(Website and app data records)
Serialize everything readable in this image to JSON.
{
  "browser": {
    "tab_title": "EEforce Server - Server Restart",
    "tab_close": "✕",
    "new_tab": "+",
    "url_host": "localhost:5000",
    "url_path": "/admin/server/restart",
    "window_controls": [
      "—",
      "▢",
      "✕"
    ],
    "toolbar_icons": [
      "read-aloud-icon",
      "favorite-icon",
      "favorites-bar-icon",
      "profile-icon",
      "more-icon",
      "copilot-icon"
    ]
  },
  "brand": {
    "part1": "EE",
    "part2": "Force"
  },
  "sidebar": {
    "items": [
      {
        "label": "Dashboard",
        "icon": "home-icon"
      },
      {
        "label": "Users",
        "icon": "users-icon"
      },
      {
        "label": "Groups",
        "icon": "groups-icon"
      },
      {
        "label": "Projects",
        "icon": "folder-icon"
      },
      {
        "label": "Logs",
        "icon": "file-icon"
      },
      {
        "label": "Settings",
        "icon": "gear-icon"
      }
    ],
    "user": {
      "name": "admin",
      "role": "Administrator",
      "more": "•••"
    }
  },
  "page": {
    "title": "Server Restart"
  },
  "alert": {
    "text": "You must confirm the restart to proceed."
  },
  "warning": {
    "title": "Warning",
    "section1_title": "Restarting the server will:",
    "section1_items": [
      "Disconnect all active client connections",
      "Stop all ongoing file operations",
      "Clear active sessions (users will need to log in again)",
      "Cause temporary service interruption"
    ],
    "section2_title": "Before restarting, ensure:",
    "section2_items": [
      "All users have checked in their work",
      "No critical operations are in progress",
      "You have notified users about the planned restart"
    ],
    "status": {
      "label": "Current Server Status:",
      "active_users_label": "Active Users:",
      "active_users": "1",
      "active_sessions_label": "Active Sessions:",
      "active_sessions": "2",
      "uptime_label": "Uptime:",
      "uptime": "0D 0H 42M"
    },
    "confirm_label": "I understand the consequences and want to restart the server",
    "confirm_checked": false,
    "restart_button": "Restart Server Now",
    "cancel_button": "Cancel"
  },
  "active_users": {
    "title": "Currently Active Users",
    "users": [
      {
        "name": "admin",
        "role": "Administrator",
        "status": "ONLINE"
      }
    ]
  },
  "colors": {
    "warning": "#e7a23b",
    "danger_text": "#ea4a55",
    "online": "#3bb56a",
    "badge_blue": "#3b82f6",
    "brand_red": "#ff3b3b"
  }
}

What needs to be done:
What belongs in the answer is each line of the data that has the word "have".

Solution to this task:
      "All users have checked in their work",
      "You have notified users about the planned restart"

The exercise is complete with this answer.